State Housing & Social issues

This is sometimes an intangible. State housing exists in all suburbs, (there is pensioner housing in Grey Lynn, Freemans Bay & Kingsland) and while the existence of this does not bring the value of the suburb down as a whole, it can for the street it is on. Large clusters of state housing means that the value of rents stay lower, (because they are controlled) and state housing don’t have the same selection process as private landlords which can sometimes make for some interesting neighbours. The best thing when you are looking at an area, is drive down the streets. The humanitarian in me feels that it shouldn’t, but the Social Status of the tenants and owners of a suburb will contribute to its rate of increase.

So let’s look at our example. Otahuhu falls within 15km of the CBD as the crow flies. (Coincidentally if you take Great South Rd it is 15.1km by car!) So we tick that box.

Off and on ramps exist for SH1, as well as Great South Rd which runs straight through the suburb. A 6 min drive through Favona will get you to SH20, and the trains run right through.

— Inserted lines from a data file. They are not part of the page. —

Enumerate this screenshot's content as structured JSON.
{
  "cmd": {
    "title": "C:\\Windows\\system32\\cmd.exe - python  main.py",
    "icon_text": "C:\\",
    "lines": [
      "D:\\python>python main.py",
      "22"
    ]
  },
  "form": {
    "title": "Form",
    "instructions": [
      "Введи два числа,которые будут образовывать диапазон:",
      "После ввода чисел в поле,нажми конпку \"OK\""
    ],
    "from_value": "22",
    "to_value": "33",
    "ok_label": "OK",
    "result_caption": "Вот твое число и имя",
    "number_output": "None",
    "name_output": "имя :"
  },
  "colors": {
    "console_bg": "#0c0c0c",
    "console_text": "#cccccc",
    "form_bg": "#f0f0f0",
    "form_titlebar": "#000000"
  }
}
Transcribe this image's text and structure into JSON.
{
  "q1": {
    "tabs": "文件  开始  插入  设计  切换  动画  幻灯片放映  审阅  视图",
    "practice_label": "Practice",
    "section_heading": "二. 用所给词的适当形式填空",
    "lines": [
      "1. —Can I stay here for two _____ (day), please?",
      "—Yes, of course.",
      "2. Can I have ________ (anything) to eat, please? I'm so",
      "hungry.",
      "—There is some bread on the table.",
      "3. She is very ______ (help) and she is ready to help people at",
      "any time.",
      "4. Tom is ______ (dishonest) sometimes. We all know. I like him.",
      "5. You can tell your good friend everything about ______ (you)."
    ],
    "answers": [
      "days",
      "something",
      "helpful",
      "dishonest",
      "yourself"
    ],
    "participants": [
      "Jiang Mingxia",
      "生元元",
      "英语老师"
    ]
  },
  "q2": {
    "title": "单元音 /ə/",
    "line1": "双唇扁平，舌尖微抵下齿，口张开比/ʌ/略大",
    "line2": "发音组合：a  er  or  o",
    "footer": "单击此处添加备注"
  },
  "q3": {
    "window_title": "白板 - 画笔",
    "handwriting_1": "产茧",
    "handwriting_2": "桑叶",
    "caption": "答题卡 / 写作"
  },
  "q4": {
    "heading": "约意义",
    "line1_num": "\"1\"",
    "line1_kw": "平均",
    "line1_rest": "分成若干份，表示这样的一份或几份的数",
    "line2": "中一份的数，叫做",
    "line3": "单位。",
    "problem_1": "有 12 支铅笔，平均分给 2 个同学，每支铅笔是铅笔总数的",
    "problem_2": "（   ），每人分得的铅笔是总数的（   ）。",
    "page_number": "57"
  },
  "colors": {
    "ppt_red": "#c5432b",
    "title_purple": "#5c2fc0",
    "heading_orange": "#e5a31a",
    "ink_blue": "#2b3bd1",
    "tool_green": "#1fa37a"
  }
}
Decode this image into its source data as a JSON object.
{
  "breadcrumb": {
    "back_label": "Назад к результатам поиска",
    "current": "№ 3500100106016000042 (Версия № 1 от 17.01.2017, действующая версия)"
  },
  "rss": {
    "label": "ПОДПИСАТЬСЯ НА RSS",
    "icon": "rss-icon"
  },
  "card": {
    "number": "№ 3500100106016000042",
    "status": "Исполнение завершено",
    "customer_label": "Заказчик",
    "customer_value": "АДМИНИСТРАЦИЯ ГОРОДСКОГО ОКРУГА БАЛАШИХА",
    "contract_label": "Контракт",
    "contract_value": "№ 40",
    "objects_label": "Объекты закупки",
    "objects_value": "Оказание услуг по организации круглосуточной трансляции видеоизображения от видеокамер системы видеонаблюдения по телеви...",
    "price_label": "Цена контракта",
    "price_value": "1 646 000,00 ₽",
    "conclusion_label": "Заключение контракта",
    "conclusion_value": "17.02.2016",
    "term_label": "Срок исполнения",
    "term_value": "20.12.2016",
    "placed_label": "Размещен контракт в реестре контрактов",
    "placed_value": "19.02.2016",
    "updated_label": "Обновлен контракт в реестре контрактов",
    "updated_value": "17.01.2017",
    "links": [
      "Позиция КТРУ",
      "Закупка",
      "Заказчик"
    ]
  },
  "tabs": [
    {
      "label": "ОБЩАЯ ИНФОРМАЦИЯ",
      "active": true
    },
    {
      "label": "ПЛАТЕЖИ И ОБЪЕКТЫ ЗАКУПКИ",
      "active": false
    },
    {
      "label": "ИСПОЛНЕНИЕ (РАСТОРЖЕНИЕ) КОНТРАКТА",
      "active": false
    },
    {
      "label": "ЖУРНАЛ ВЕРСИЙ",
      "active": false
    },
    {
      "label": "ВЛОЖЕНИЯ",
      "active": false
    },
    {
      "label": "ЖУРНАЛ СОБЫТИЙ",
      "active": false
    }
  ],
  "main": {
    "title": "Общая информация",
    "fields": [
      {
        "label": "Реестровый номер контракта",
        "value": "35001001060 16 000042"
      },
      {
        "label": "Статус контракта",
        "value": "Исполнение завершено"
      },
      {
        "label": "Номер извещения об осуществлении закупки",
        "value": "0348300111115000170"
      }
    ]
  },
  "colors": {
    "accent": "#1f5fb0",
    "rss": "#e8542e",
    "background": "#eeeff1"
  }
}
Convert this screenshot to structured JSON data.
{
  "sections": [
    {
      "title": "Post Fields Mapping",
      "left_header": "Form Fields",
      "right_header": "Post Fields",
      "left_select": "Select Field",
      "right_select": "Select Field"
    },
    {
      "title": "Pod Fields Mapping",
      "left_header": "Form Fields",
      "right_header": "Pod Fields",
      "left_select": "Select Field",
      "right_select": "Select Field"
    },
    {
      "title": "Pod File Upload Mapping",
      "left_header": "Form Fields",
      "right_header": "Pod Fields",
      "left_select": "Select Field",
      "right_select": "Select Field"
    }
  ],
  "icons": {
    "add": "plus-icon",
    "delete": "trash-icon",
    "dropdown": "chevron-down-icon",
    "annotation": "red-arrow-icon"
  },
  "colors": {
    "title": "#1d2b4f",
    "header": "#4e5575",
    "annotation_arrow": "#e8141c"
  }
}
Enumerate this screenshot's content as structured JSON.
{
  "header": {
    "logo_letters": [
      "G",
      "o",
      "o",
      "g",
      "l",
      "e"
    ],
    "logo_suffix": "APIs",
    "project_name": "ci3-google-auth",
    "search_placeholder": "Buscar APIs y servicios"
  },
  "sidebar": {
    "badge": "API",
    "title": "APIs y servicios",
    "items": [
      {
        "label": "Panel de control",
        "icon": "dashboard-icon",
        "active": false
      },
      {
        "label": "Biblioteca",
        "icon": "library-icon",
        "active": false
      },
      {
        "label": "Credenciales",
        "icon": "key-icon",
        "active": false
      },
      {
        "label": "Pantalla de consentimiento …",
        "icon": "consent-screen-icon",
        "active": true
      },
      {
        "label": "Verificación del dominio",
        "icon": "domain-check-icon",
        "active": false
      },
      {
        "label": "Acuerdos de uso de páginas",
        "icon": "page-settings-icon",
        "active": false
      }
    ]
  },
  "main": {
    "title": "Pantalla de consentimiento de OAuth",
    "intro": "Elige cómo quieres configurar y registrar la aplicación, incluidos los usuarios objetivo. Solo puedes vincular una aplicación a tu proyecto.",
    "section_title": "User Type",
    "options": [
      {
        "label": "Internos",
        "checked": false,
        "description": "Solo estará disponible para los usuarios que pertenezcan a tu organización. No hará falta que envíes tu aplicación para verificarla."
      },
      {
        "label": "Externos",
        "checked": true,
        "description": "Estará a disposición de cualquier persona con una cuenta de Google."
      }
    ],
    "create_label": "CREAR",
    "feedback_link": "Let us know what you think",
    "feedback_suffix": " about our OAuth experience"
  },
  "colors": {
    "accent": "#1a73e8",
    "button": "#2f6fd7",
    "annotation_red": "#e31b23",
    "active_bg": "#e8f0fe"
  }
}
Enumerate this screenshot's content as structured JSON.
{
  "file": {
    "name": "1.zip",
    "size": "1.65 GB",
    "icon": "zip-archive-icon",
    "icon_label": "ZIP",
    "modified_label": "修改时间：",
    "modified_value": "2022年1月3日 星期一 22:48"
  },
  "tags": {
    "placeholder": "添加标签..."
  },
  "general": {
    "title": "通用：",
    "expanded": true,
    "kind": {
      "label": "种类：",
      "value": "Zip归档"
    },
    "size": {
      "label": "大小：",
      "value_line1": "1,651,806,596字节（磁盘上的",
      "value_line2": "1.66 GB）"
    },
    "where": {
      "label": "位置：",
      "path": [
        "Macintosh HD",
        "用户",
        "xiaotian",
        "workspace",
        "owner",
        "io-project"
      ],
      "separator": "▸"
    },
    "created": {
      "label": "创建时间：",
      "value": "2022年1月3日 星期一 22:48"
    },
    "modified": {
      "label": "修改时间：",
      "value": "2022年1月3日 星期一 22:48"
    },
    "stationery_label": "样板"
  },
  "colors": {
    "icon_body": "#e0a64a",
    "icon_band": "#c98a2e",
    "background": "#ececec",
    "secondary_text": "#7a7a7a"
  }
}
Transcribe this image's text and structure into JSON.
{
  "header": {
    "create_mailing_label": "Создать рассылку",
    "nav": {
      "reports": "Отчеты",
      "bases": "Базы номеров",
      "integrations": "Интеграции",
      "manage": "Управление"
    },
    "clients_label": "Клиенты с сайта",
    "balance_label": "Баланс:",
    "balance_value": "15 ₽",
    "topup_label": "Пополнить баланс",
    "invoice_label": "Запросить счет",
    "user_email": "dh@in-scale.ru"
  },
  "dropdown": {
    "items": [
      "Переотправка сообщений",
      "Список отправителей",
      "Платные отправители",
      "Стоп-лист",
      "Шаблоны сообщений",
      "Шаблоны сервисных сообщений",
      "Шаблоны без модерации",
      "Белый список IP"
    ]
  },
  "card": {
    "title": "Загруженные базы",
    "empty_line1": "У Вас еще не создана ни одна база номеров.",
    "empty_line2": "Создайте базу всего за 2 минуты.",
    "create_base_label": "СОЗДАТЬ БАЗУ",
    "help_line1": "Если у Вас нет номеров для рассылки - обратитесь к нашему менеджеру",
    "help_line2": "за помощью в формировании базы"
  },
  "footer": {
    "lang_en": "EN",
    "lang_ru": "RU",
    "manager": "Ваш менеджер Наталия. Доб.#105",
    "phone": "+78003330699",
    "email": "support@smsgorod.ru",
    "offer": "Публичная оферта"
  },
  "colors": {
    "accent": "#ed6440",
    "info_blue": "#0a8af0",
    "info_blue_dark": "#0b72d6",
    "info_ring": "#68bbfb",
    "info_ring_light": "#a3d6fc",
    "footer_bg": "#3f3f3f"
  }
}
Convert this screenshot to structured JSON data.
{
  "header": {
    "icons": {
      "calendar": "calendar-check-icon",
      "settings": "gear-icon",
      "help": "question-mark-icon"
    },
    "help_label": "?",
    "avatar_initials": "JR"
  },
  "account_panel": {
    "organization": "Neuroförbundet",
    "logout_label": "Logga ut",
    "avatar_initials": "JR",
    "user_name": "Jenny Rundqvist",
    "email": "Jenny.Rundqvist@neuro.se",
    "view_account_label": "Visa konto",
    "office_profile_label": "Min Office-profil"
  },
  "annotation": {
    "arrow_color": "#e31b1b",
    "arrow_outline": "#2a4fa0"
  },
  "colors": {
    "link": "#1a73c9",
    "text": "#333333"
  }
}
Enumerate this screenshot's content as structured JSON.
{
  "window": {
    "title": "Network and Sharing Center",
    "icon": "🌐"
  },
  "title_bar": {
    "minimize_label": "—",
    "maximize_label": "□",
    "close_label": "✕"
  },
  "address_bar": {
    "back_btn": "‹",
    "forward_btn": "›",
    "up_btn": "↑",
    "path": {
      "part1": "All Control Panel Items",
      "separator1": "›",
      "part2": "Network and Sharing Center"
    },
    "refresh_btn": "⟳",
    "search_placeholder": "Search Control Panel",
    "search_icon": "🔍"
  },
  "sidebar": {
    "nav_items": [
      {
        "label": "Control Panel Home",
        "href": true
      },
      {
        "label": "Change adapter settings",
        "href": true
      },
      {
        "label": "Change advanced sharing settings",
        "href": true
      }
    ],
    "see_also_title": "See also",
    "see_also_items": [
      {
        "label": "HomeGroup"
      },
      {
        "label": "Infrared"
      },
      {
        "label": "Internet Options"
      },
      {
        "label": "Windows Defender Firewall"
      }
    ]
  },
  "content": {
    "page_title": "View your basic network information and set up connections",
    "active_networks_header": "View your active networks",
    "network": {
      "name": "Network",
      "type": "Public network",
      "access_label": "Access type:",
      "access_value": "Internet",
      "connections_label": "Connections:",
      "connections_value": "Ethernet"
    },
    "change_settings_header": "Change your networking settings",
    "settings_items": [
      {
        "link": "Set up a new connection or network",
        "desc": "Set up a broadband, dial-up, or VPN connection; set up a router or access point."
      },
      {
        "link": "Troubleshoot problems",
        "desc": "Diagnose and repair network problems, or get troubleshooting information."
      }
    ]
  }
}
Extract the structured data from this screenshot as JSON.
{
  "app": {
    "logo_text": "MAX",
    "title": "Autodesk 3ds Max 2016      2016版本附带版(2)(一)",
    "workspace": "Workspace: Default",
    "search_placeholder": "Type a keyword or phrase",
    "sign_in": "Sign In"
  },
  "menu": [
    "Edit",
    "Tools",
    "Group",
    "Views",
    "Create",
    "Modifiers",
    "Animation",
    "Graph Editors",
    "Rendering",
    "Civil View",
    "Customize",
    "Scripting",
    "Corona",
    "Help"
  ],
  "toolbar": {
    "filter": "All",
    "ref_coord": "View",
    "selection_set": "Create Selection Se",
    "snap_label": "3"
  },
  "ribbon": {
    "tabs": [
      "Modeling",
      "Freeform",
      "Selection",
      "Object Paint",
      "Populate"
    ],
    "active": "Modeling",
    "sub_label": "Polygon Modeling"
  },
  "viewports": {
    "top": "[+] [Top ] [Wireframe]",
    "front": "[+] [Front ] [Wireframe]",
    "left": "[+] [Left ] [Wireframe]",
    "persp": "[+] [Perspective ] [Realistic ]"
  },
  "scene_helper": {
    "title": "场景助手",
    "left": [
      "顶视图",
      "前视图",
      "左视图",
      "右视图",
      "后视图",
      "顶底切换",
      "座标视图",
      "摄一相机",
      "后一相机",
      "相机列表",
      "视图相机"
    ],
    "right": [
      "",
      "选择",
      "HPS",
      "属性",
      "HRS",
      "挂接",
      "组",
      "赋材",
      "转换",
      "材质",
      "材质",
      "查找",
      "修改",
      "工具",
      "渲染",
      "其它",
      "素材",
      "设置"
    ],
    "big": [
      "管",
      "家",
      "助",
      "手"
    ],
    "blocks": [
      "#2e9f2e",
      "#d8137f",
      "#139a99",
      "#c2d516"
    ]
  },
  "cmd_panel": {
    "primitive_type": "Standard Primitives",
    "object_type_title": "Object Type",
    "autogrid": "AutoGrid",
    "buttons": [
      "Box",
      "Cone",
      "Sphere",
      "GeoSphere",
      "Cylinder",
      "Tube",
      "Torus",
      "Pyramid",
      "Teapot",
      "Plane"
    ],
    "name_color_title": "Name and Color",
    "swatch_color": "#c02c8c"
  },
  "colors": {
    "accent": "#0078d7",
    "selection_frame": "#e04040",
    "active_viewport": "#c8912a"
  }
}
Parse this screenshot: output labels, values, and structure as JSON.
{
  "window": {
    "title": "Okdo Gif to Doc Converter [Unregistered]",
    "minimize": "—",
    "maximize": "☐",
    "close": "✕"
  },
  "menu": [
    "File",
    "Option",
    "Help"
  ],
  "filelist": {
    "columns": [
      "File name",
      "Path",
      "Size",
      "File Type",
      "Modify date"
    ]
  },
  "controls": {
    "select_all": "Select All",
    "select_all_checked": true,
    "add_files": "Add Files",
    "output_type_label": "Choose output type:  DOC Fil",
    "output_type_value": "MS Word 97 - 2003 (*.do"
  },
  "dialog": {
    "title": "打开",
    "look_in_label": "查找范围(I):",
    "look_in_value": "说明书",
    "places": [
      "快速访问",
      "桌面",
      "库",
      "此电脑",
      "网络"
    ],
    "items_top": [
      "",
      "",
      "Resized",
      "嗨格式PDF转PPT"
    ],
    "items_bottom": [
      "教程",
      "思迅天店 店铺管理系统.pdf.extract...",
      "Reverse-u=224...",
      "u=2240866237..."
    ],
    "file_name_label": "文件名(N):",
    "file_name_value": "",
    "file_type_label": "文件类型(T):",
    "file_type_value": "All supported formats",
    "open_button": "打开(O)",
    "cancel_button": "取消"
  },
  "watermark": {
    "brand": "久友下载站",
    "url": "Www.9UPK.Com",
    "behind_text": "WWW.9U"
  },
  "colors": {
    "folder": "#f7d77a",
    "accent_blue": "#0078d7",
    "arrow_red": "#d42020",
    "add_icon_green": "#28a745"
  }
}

So we definitely tick that box, as you can see Otahuhu is one of the more well connected suburbs in Auckland.

Otahuhu has a range of building styles, but there are a lot of Grand old Ladies (as Real Estate Agents would put it) due to it's history as a Blue Collar suburb when it was initially built. It also has a good range of weatherboard houses, so has escaped the “leaky home” labels that is often associated with some areas. You only have to look at the Historical Otahuhu College building to see that there is some beauty in the buildings of this suburb. We tick that box too!

Geographically Otahuhu is boarded by water on one side, and the motorway on the other. It means that there are no green fields, and little room for expansion beyond what is already in place. So we tick this box too!

Lastly, State housing and Social Issues. With its neighbouring suburb “Otara” having most of the State Housing in the area, and some of the “Bad Wrap” that the media puts on South Auckland, Otahuhu is one of the more family oriented suburbs in its area. This means lower crime rates, lower vandalism and more. So I think we tick that box box too! So 5 out of 5, boxes it is no wonder that Otahuhu has had such a rate of increases.

Where are you looking to buy that fits this criteria?

Ashley Giles

General Manager

Wendell Property Management

Tags: Auckland Property Investment Property Buying Investment Property
Category: Buying an investment property